GOAL OF THE EXERCISE: Which lines of the data contain the string "JSON"? Copy every one.

DATA SUPPLIED:
-- Opening Marker --

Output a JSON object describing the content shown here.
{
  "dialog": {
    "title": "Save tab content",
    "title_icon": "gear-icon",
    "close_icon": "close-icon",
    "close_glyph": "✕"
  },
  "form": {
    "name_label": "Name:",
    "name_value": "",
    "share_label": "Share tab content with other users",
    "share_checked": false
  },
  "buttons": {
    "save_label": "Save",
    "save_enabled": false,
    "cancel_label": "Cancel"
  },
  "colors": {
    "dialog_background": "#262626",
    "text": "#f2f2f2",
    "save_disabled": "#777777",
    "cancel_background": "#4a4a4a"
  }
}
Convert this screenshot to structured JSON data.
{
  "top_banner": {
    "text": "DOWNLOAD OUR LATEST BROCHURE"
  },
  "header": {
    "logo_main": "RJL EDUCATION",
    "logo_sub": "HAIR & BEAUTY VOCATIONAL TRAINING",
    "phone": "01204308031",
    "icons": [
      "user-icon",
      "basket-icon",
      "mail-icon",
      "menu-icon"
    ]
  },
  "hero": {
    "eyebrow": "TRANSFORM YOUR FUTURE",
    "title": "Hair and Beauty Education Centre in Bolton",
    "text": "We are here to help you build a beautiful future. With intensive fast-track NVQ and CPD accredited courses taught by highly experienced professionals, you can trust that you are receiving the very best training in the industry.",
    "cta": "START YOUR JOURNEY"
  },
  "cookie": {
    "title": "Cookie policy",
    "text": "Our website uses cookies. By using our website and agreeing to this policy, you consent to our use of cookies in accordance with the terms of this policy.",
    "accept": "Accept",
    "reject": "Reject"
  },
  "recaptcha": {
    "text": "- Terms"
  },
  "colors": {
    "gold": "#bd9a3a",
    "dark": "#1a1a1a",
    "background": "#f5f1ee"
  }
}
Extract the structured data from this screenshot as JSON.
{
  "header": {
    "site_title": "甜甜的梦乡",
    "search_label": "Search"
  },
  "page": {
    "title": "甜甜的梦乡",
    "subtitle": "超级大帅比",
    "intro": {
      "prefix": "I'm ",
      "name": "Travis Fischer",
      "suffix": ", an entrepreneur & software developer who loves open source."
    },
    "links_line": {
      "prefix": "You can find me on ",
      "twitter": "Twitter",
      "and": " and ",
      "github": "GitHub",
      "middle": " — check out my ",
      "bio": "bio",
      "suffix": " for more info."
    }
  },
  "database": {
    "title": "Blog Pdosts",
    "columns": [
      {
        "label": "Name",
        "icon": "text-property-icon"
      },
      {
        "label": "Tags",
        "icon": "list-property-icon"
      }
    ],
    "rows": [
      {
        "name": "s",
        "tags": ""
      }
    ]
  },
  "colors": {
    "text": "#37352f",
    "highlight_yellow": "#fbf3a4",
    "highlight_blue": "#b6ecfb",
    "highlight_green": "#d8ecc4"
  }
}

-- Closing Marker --

WRITTEN RESPONSE:
Output a JSON object describing the content shown here.
Convert this screenshot to structured JSON data.
Extract the structured data from this screenshot as JSON.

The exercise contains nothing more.